Biden hopes to close the housing supply gap within five years. He announced immediate changes, but the extensive plan requires some congressional action.
WASHINGTON – The White House released a comprehensive Housing Supply Action Plan that he hopes will alleviate the current housing shortage within five years by boosting the supply of housing in every community.
While a few changes are immediate under presidential powers, Congress would need to enact legislation to achieve some of Biden’s goals.
“While the policies cover a wide range of issues and agencies, most are intended to do one thing: Make it easier and more economical to build affordable housing,” said Jim Parrott, a former Obama administration housing adviser, told The Wall Street Journal. “The total effect should be considerable.”
Housing Supply Action Plan overview
Provide incentives that entice communities to reform their zoning and land use policies, notably to make them more housing and development friendly.
Use new financing mechanisms at Fannie Mae, Freddie Mac and HUD where financing gaps exist – a financial incentive to build and preserve more housing, such as manufactured housing, accessory dwelling units (ADUs), 2-4 unit properties and smaller multifamily buildings.
Expand and improve existing forms of federal financing. This could include a Fannie Mae-led initiative to place multi-family Construction to Permanent loans in wider use; promote the use of state, local and tribal government COVID-19 recovery funds to expand the affordable housing supply; and/or reforming the Low-Income Housing Tax Credit (LIHTC) and the HOME Investment Partnerships Program (HOME).
Enact the Neighborhood Homes Investment Act to build and rehabilitate 125,000 homes for low- and middle-income homebuyers.
Ensure that more government-owned homes go to owners who will live in them or non-profits that will rehab them – not large institutional investors.

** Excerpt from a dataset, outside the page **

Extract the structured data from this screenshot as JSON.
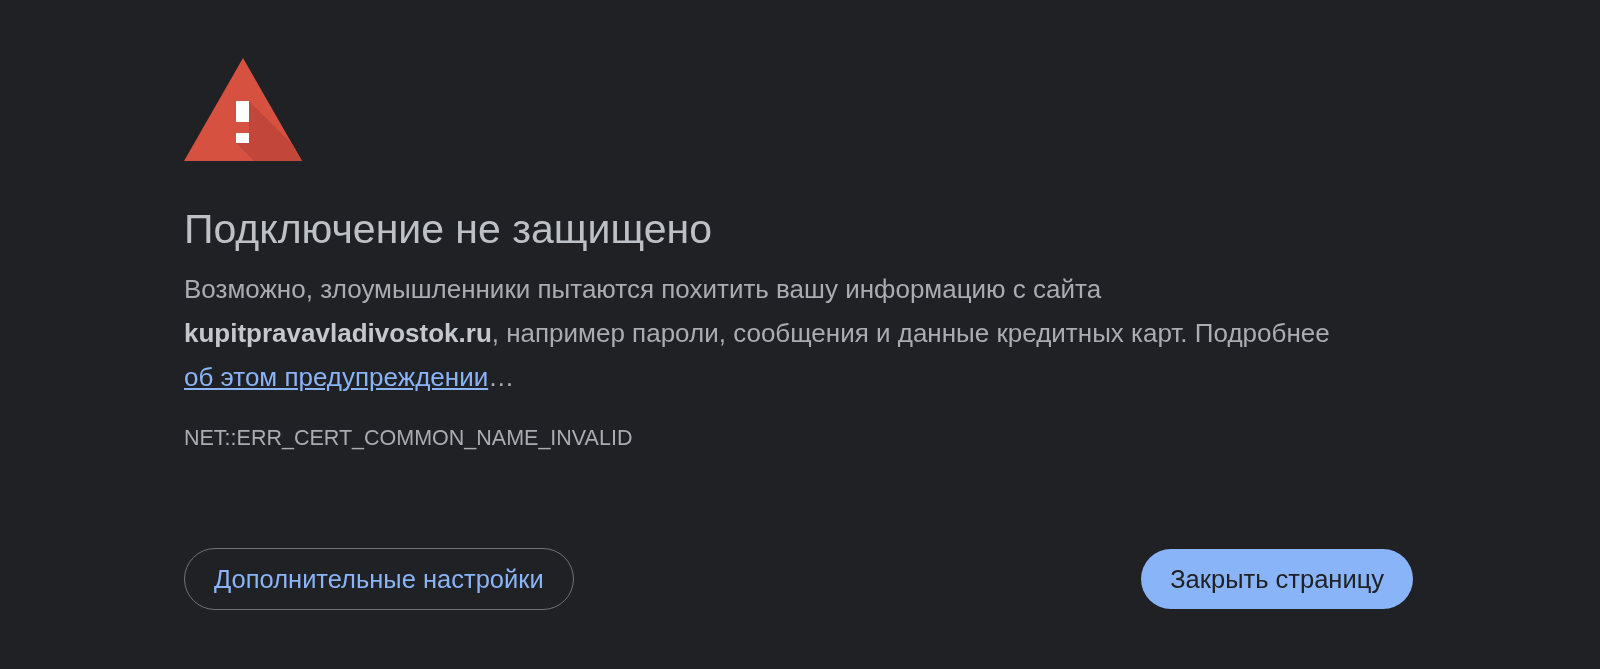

Work with the private sector to address supply chain challenges, labor shortages and improve building techniques to finish construction in 2022 on the most homes in any year since 2006.
While the National Association of Realtors® (NAR) applauds the release of the plan, it also encourages the White House and Congress to consider stronger measures to create additional residential units, such as tax incentives to convert unused or underutilized commercial property to affordable housing or condominiums, and tax incentives to increase the supply of construction workers.
“With rising mortgage rates and a persistent shortage of affordable homes, the dream of homeownership is limited for many middle-income, first-time, and first-generation homebuyers. Urgent action is needed to tackle our nation’s housing supply crisis,” says NAR President Leslie Rouda Smith. “NAR welcomes the administration’s work on this effort and encourages policymakers to look at comprehensive action.”
Source: National Association of Realtors® (NAR), Russell Riggs